**EXERCISE DETAILS:** Reading through the lines below, count those that include the string "glyph"; the answer is that number and nothing else.

**RECORDS FOR THE EXERCISE:**
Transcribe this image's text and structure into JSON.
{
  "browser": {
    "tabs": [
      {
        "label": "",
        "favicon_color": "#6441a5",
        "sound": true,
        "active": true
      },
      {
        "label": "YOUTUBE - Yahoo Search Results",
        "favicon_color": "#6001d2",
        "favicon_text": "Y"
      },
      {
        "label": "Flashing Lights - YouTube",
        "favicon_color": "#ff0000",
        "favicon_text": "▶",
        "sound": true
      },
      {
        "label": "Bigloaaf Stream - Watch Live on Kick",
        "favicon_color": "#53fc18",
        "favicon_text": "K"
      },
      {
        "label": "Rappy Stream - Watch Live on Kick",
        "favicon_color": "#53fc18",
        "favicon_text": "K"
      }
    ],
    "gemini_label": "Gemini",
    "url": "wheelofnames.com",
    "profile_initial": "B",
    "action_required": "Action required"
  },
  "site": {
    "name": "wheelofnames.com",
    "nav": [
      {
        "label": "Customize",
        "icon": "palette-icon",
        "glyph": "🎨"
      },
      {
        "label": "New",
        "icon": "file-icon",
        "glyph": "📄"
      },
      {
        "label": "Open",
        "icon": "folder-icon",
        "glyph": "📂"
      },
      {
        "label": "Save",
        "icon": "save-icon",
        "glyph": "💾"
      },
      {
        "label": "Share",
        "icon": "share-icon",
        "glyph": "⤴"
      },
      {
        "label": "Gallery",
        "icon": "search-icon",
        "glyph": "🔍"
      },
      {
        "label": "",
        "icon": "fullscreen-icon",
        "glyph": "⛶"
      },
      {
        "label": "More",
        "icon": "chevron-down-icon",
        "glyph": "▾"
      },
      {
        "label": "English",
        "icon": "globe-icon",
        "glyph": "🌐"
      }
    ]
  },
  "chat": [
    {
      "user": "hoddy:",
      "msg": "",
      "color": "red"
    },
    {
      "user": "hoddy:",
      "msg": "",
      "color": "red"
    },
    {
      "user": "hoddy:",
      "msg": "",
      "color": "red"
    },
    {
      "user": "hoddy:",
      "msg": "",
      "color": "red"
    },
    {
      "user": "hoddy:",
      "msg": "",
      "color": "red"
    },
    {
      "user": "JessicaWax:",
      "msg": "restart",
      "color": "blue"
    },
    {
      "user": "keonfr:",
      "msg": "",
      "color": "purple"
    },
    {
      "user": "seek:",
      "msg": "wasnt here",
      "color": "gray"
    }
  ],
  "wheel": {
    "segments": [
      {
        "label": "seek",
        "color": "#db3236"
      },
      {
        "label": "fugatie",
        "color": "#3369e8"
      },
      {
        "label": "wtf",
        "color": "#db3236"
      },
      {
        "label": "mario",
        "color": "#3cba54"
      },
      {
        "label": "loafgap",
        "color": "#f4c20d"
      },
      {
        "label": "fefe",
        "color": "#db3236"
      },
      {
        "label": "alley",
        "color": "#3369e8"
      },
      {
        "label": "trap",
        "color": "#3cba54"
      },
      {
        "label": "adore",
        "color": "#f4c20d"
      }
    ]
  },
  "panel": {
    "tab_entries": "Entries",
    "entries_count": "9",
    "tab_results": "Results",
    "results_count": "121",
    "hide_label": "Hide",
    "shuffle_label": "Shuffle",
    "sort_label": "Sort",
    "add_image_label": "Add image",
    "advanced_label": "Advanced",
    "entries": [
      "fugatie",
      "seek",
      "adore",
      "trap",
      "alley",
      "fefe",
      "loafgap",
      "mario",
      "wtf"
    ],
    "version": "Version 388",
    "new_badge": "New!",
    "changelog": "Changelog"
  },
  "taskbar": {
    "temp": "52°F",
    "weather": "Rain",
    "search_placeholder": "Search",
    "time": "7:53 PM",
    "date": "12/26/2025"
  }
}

**RESPONSE TO THE TASK:** 9